Of course I could tell you the real reason why I left England for Switzerland. It all started one day when I was taking a walk near the Houses of Parliament in London and was approached by a member of the British MI6 (secret service). Yes, he had recognised my talents and organised a new life in Switzerland. You really believed all that stuff about me wanting to learn another language and live in another country. It was all part of the deal. I contacted a few gnomes living in Switzerland and sent their secrets over to the Bank of England. I was afterwards transferred to a village which thrived on internal revenue from various millionaires that lived there. I made contact with the population and married to make sure my cover would stick. I was told that all Swiss had gold bars hidden under the bed, and yes, unfortunately there are always exceptions to the rule. There were no gold bars under the mattress. All things have a good ending and it seems that the interest of the British government has now dwindled over the years.

Apart from these facts about the secret life of Anglo Swiss, there is perhaps something I would now like to confess here and now. I am a cemetery tourist. Not that I like to take a rest in a cool dark niche under a stone when wandering across the last resting places of the departed. I am usually armed with a camera.

The idea is that I make a day excursion in a town I do not know so well, or it might be that I take a holiday in another country and visit the local cemetary. Cemetaries are really the places to get to know the history of the place you are. There are untold possibilities. Naturally Mr. Swiss is always with me, holidays can be boring when alone. I remember my visit to Vienna. This town is a feast for cemetery lovers. It has the largest eternal resting place in Europe, the Zentralfriedhof (central cemetery). You really need a map to find the way, but it is rewarding. A complete section with famous composers and musicians, a Russian section and there are even nicely placed benches for Mr. Swiss to take a rest whilst I am hopping from stone to stone clicking away with the camera. Paris is also quite a feast for addicts. There are three wonderful cemetaries, packed with well known departed, even the American star Jim Morrison can be found in Paris, although unfortunately his carved head is always being stolen from the grave.
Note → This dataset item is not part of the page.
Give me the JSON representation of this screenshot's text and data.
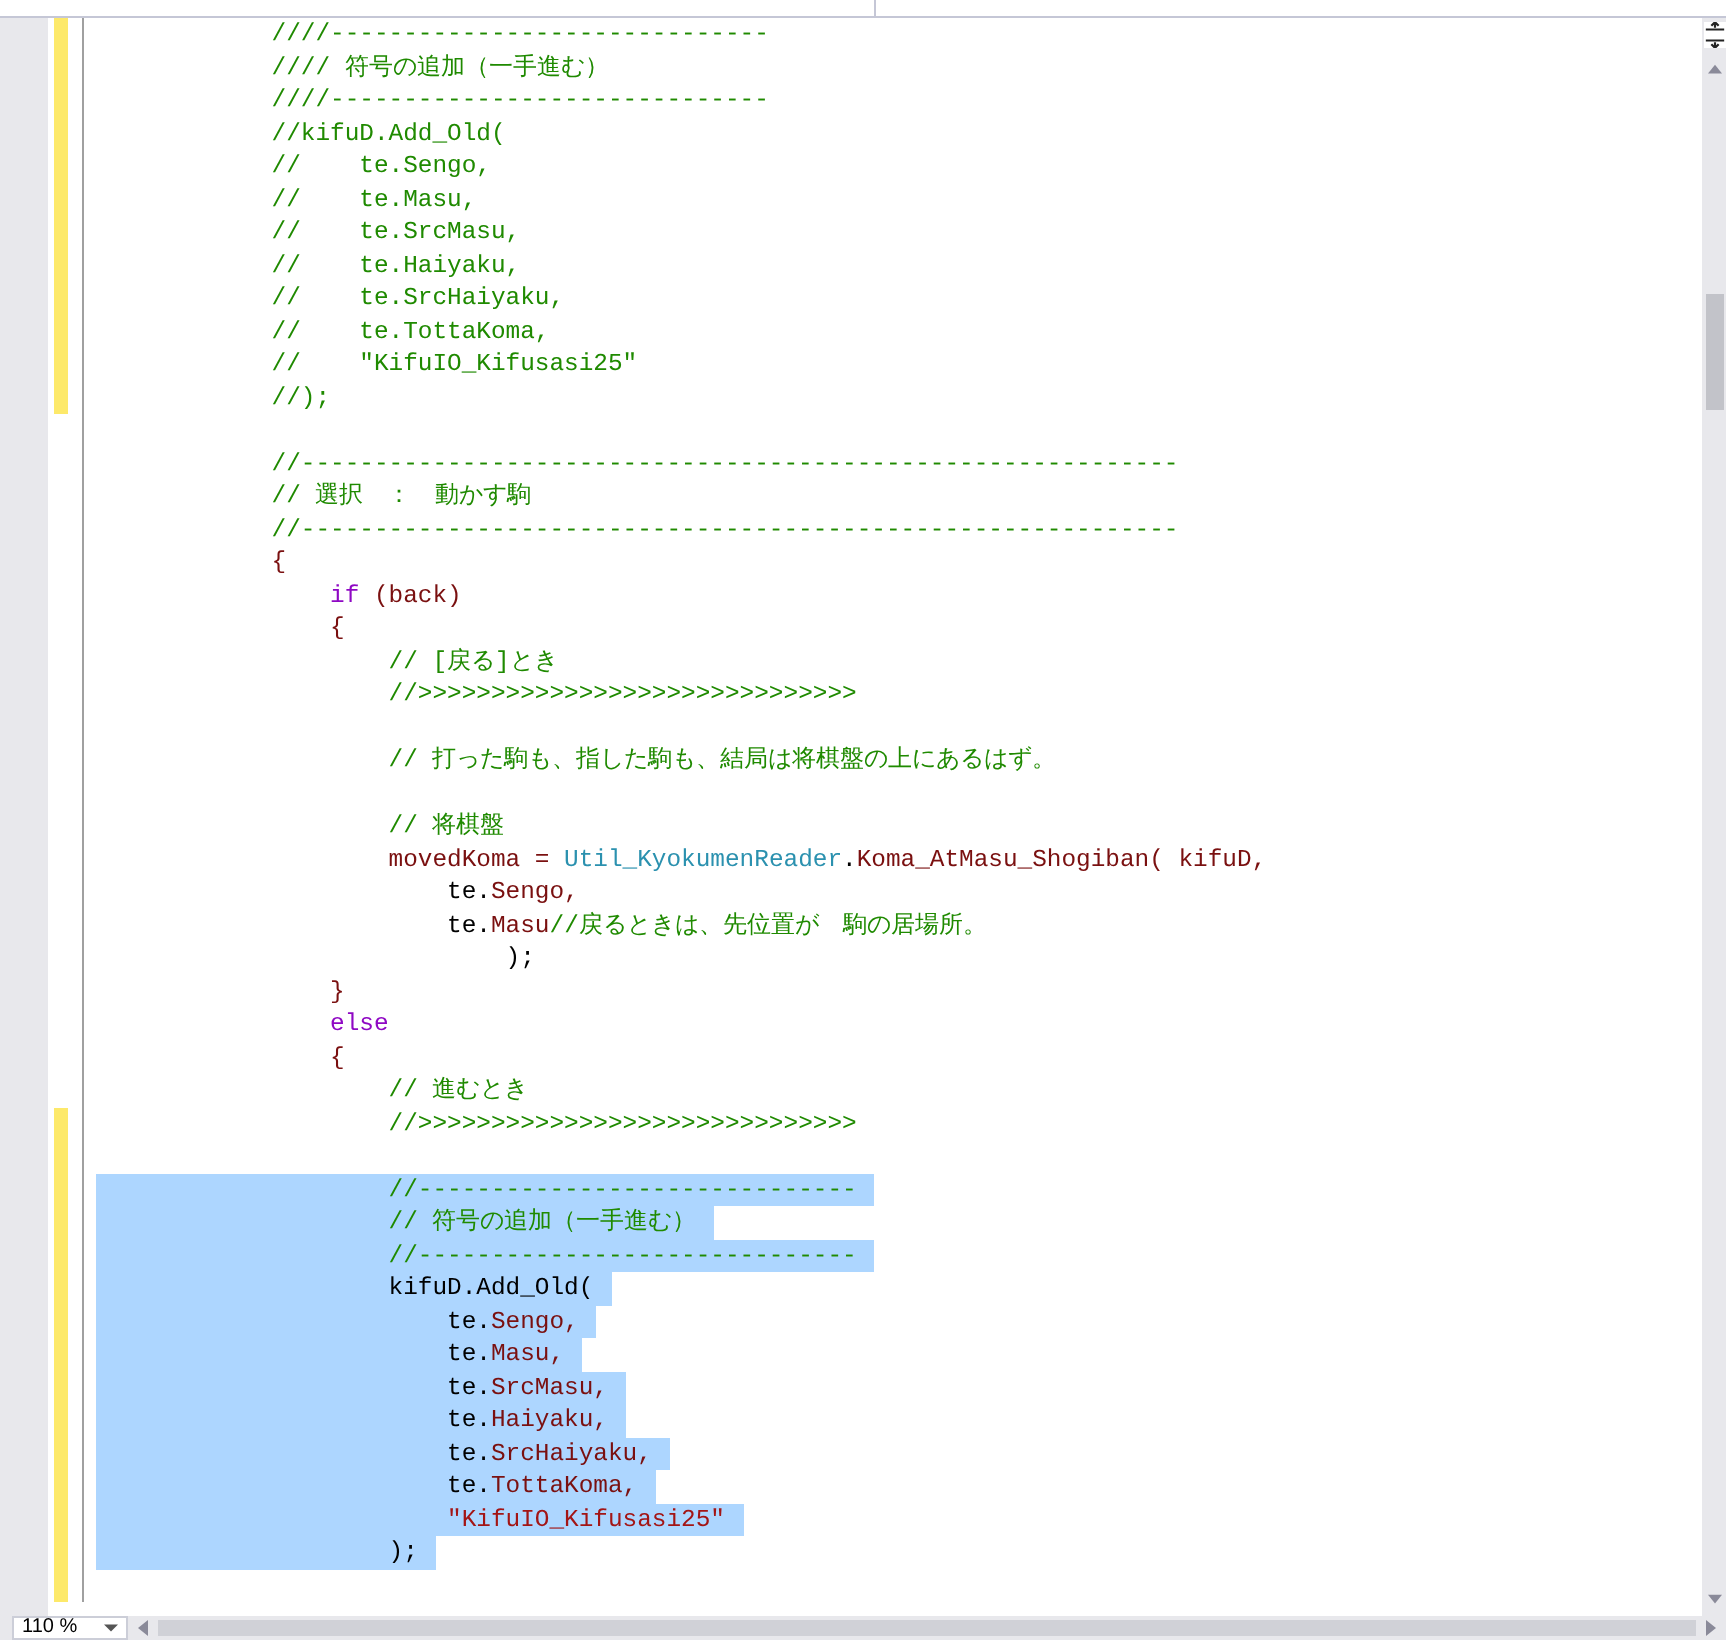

I found that not even a journey to another country is necessary. Switzerland also has its fair share. The cemeteries in our mountains are packed full with the unfortunate climbers that found their last resting place on a mountain slope.

I have built up quite a collection of photos over the years, but found to my disappointment that most of the graves are to be found in Internet. Nevertheless undaunted I still have hopes of finding something interesting tucked away in the corner of a quiet resting place somewhere in the country.

I made a few interesting discoveries in the South of England, where part of my family origins are. I was once on a tour with a friend of mine (Mr. Swiss remained in Switzerland on this trip) and I visited the village of Etchingham and Ticehurst where great great grandfather Jason originated. It was a very old cemetery, at least one hundred year old graves, and it was difficult to read the names. The skies were darkening as the evening was approaching. I could hear the wind rushing through the tall grass. It seemed to be trying to say something, like put the camera away and go home. However, undaunted I continued and even found a couple of gravestones bearing the family name, which I of course immortalised on my camera.

So now you know my darkest secrets. It is up to you to decide which are the truth and which are not. And now I will tuck into a nice steak for lunch, done rare, but I will not be eating any garlic with it. It is sometimes most annoying when I decide to comb my hair, and have no reflection in the mirror.

Daily Prompt: A Mystery Wrapped in an Enigma